Substance abuse and eating disorders may occur alongside each other, especially among individuals with disorders like anorexia nervosa, bulimia nervosa, and binge eating disorder. Both addiction and eating disorders alone can cause complex physical, psychological, and social problems in addition to an increased risk of death. When they occur together, these risks are elevated.
Keep reading to better understand how these two disorders are linked and how our Philadelphia eating disorder clinic and drug rehab can help.
Eating disorders like anorexia and bulimia nervosa are characterized by severe disturbances in eating behavior. Each type and subtype of an eating disorder may be marked by different symptoms. For instance, people with anorexia nervosa restricting type may severely restrict how much food they eat and turn to dieting, fasting, or excessive exercising for weight loss, while people with purging type of anorexia nervosa may restrict their food intake while also engaging in recurrent episodes of binge eating or purging (such as self-induced vomiting and misuse of laxatives).
Additionally, many people with anorexia nervosa of the restrictive type have comorbid disorders like anxiety disorders, obsessive-compulsive disorders, and avoidant or obsessive-compulsive personality disorders. On the other hand, people with the purging type of anorexia show comorbidity of affective disorders, addiction, personality disorders, and borderline personality disorder.1

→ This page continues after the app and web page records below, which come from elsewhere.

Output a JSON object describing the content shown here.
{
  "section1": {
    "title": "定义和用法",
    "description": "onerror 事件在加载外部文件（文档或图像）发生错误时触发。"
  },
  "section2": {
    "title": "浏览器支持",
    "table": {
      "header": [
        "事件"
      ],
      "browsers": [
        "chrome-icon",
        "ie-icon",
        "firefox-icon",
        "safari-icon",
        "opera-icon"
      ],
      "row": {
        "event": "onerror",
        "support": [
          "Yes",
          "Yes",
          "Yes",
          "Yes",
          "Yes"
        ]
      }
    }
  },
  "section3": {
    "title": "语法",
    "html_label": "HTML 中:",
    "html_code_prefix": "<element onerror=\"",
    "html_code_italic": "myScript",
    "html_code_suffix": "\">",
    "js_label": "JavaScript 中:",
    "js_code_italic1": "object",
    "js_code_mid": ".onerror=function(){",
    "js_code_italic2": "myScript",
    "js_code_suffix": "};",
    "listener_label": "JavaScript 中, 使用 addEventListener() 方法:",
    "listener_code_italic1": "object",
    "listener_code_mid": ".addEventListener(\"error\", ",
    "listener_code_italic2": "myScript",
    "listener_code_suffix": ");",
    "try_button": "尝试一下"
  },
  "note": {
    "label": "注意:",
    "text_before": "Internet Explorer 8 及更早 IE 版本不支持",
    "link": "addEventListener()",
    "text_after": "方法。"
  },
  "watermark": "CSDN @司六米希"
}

While there’s a link between substance abuse and eating disorders, an eating disorder is not an addiction. Rather, an individual with an eating disorder may engage in addictive behaviors, which could lead to the development of other habits, such as drug or alcohol use.
Eating disorders and substance abuse comorbidity are linked through shared symptoms. In other words, people with eating disorders may display behaviors like those of people with substance use disorders, although the subject itself is food or eating rather than drugs or alcohol.
Like people with addictions, people with eating disorders may display symptoms like:
According to research, up to 50% of people with eating disorders abuse drugs and alcohol, compared to 9% of the general population. Similarly, 35% of people with substance use disorders report having an eating disorder, compared with a 1% to 3% prevalence of eating disorders in the general population.2
Substances most abused by people with eating disorders include alcohol, amphetamines, heroin, and cocaine. In addition to shared behaviors, many individuals with eating disorders abuse drugs or alcohol either to cope with mental health struggles or to promote weight loss.
For instance, substances like amphetamines, heroin, and cocaine all promote weight loss. Alongside alcohol, amphetamines, heroin, and cocaine all have a high potential for abuse and addiction.
There’s also a condition referred to as drunkorexia. This isn’t an official medical term, but it refers to altering eating behaviors to either offset the caloric intake from alcohol or to increase the effect of alcohol. This is a common and dangerous habit that can develop among people with eating disorders and alcoholism.
It’s understandable why someone with an eating disorder may become addicted to drugs or alcohol if they’ve misused them to cope with symptoms or as compensatory behavior that promotes weight loss or prevents weight gain. If you or someone you care about has displayed signs of drug use or eating disorder symptoms, don’t wait to get help, as both conditions can be life-threatening.
Due to the high comorbidity of substance abuse and eating disorders, our Philadelphia addiction rehab always performs a thorough clinical assessment for patients in our eating disorder program to determine whether they may have a comorbid addiction. Our facility offers various levels of eating disorder treatment, including programs for anorexia nervosa, bulimia nervosa, binge eating disorder, and others.